The last shipment of bulbs has finally arrived and I made a Halloween resolution to lie about my zone when I order next year. It’s not that I think it’s too late to plant them; it’s just a little more pleasant to plant in warmer temps. John Scheepers and Brent & Becky’s think I should plant in November; I’d rather plant in October. It’s that simple. They might be right, but it really doesn’t matter. Bulbs are easy and most of the things people think must or must not be done with them are nonissues.
-Fertilization. Never use it, ever. I do throw compost over them, but that’s only because I probably didn’t plant them deep enough and it’s easier to build up than dig down. Unless soil testing has demonstrated a lack, why bother with stinky bone meal?
-Timing. Best to plant when you get them, but if you can get a shovel in, plant them then. It’s never too late, right through midwinter.
-Spacing. Here’s where many might disagree, but I feel these look better in big, dense plantings, especially hybrids. The small species tulips and other diminutive bulbs look okay in smaller clumps. In any case, there is no way I am worrying about bulb spacing.
-Return. I do not expect most hybrid tulips to return, and I’m fine with that. I use them in pots or in big groups that are replaced each year. Bad things can happen to any type of bulb, so I replant some quantity of the types I like every year.
However, some things do count, and the most important of these is bulb quality. I have found that “topsize” is not just a marketing term; the bulbs I get from the mail order houses I use are significantly larger than what I see in big box stores. I can’t speak for poorly rated mail order houses because I’ve never ordered from them. The Garden Watchdog site (hosted by Dave’s Garden) has its flaws, like most crowd-sourced ratings sites, but is reliable on the whole.
Another reason to use the houses I use is that they have a wide range of species tulips and miniature daffodils; these wildflower-looking varieties are best for naturalizing in my garden (in as much as any bulb will).

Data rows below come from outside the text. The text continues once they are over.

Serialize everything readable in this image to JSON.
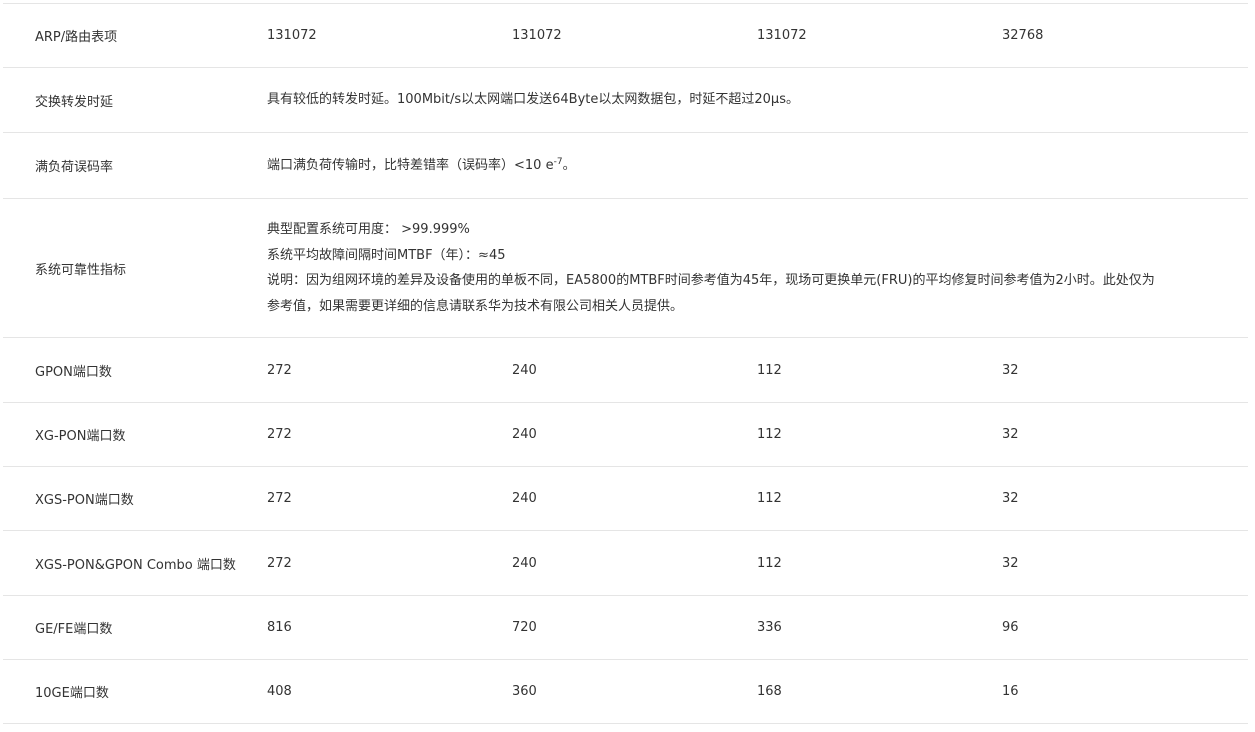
{
  "rows": [
    {
      "label": "ARP/路由表项",
      "values": [
        "131072",
        "131072",
        "131072",
        "32768"
      ]
    },
    {
      "label": "交换转发时延",
      "text": "具有较低的转发时延。100Mbit/s以太网端口发送64Byte以太网数据包，时延不超过20μs。"
    },
    {
      "label": "满负荷误码率",
      "text_before": "端口满负荷传输时，比特差错率（误码率）<10 e",
      "sup": "-7",
      "text_after": "。"
    },
    {
      "label": "系统可靠性指标",
      "lines": [
        "典型配置系统可用度： >99.999%",
        "系统平均故障间隔时间MTBF（年）：≈45",
        "说明：因为组网环境的差异及设备使用的单板不同，EA5800的MTBF时间参考值为45年，现场可更换单元(FRU)的平均修复时间参考值为2小时。此处仅为参考值，如果需要更详细的信息请联系华为技术有限公司相关人员提供。"
      ]
    },
    {
      "label": "GPON端口数",
      "values": [
        "272",
        "240",
        "112",
        "32"
      ]
    },
    {
      "label": "XG-PON端口数",
      "values": [
        "272",
        "240",
        "112",
        "32"
      ]
    },
    {
      "label": "XGS-PON端口数",
      "values": [
        "272",
        "240",
        "112",
        "32"
      ]
    },
    {
      "label": "XGS-PON&GPON Combo 端口数",
      "values": [
        "272",
        "240",
        "112",
        "32"
      ]
    },
    {
      "label": "GE/FE端口数",
      "values": [
        "816",
        "720",
        "336",
        "96"
      ]
    },
    {
      "label": "10GE端口数",
      "values": [
        "408",
        "360",
        "168",
        "16"
      ]
    }
  ]
}
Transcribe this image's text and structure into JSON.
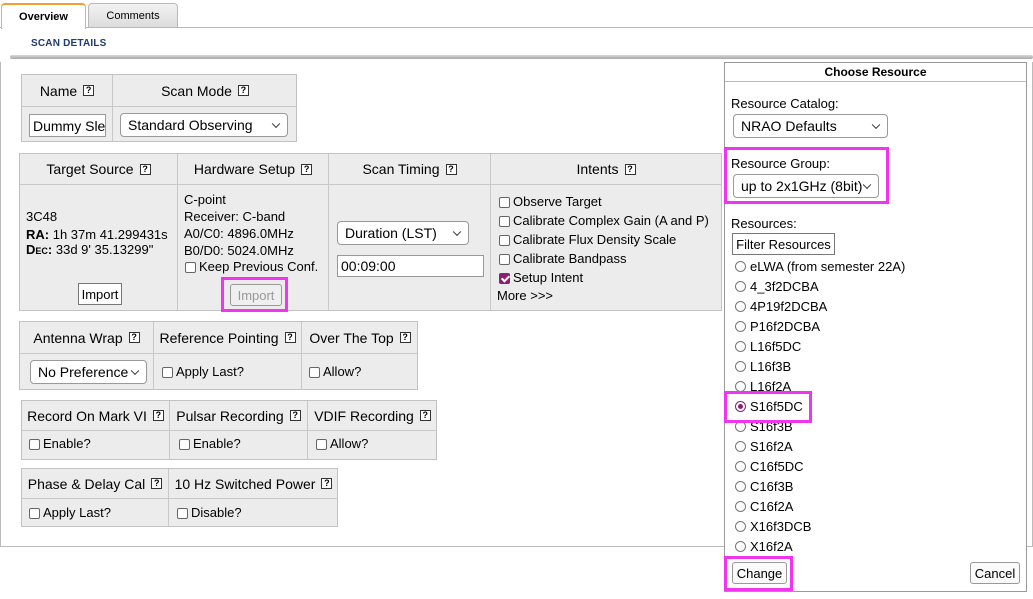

I think we often expect too much out of plants. For the shout of color, beauty, and renewal that spring-blooming bulbs provide, I don’t feel as though I need them to last longer than a few seasons. When they do, I’m pleasantly surprised.